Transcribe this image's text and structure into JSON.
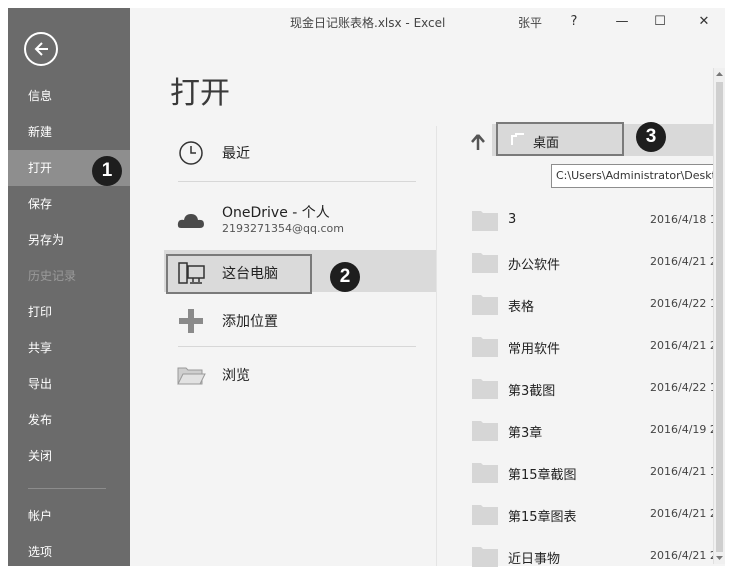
{
  "window": {
    "title": "现金日记账表格.xlsx - Excel",
    "user": "张平",
    "help": "?",
    "minimize": "—",
    "maximize": "☐",
    "close": "✕"
  },
  "sidebar": {
    "items": [
      {
        "label": "信息"
      },
      {
        "label": "新建"
      },
      {
        "label": "打开"
      },
      {
        "label": "保存"
      },
      {
        "label": "另存为"
      },
      {
        "label": "历史记录"
      },
      {
        "label": "打印"
      },
      {
        "label": "共享"
      },
      {
        "label": "导出"
      },
      {
        "label": "发布"
      },
      {
        "label": "关闭"
      },
      {
        "label": "帐户"
      },
      {
        "label": "选项"
      }
    ]
  },
  "main": {
    "title": "打开",
    "places": [
      {
        "label": "最近",
        "icon": "clock-icon"
      },
      {
        "label": "OneDrive - 个人",
        "sublabel": "2193271354@qq.com",
        "icon": "cloud-icon"
      },
      {
        "label": "这台电脑",
        "icon": "computer-icon"
      },
      {
        "label": "添加位置",
        "icon": "plus-icon"
      },
      {
        "label": "浏览",
        "icon": "folder-open-icon"
      }
    ],
    "location": {
      "label": "桌面",
      "tooltip": "C:\\Users\\Administrator\\Desktop"
    },
    "folders": [
      {
        "name": "3",
        "date": "2016/4/18 1"
      },
      {
        "name": "办公软件",
        "date": "2016/4/21 2"
      },
      {
        "name": "表格",
        "date": "2016/4/22 1"
      },
      {
        "name": "常用软件",
        "date": "2016/4/21 2"
      },
      {
        "name": "第3截图",
        "date": "2016/4/22 1"
      },
      {
        "name": "第3章",
        "date": "2016/4/19 2"
      },
      {
        "name": "第15章截图",
        "date": "2016/4/21 1"
      },
      {
        "name": "第15章图表",
        "date": "2016/4/21 2"
      },
      {
        "name": "近日事物",
        "date": "2016/4/21 2"
      }
    ]
  },
  "callouts": [
    "1",
    "2",
    "3"
  ],
  "colors": {
    "sidebar_bg": "#6b6b6b",
    "sidebar_selected": "#8e8e8e",
    "content_bg": "#f4f4f4",
    "highlight_bg": "#dadada",
    "badge_bg": "#1e1e1e"
  }
}
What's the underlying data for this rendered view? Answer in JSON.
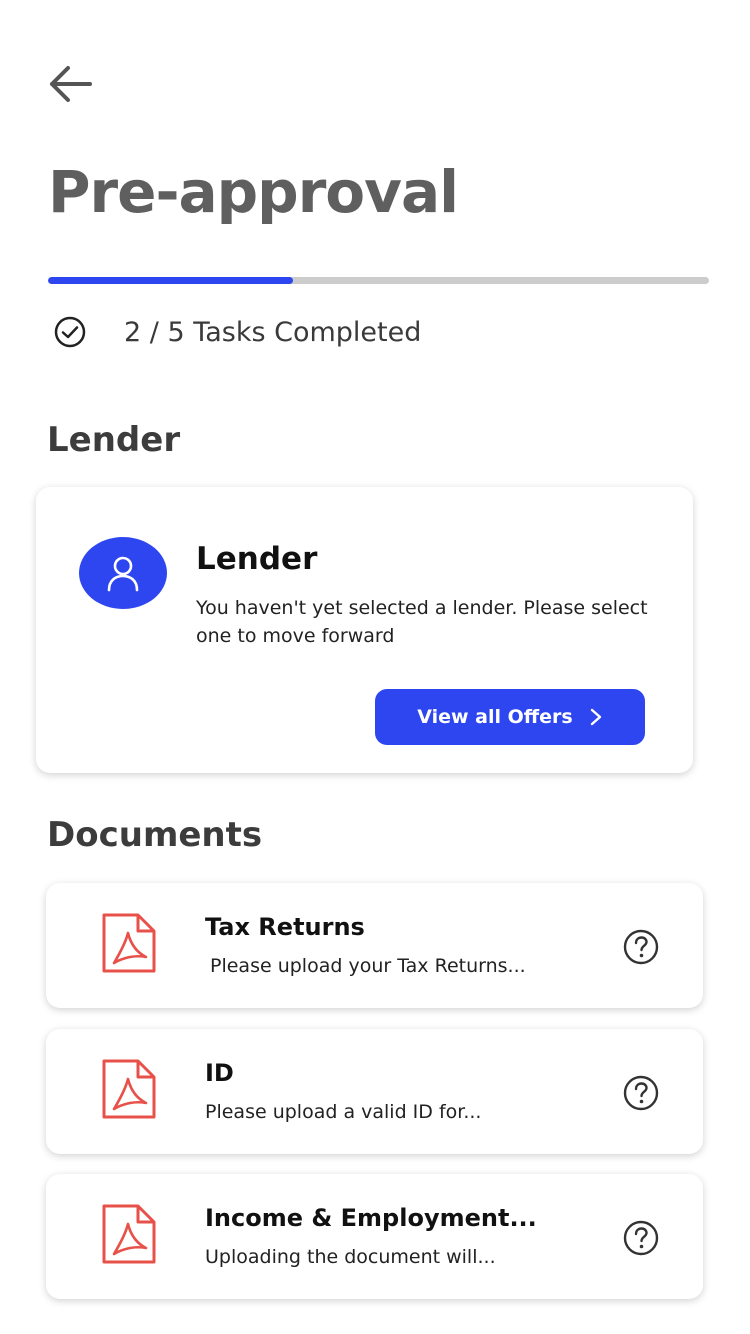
{
  "header": {
    "back_icon": "arrow-left-icon",
    "title": "Pre-approval"
  },
  "progress": {
    "completed": 2,
    "total": 5,
    "fraction": 0.37,
    "label": "2 / 5 Tasks Completed",
    "check_icon": "check-circle-icon",
    "fill_color": "#2e46f0",
    "track_color": "#cccccc"
  },
  "lender_section": {
    "heading": "Lender",
    "card": {
      "avatar_icon": "user-icon",
      "title": "Lender",
      "description": "You haven't yet selected a lender. Please select one to move forward",
      "button_label": "View all Offers",
      "button_icon": "chevron-right-icon"
    }
  },
  "documents_section": {
    "heading": "Documents",
    "items": [
      {
        "icon": "pdf-icon",
        "title": "Tax Returns",
        "description": "Please upload your Tax Returns...",
        "help_icon": "help-circle-icon"
      },
      {
        "icon": "pdf-icon",
        "title": "ID",
        "description": "Please upload a valid ID for...",
        "help_icon": "help-circle-icon"
      },
      {
        "icon": "pdf-icon",
        "title": "Income & Employment...",
        "description": "Uploading the document will...",
        "help_icon": "help-circle-icon"
      }
    ]
  },
  "colors": {
    "accent": "#2e46f0",
    "pdf_red": "#e8504a"
  }
}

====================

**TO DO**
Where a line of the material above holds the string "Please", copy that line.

**TASK OUTPUT**
      "description": "You haven't yet selected a lender. Please select one to move forward",
        "description": "Please upload your Tax Returns...",
        "description": "Please upload a valid ID for...",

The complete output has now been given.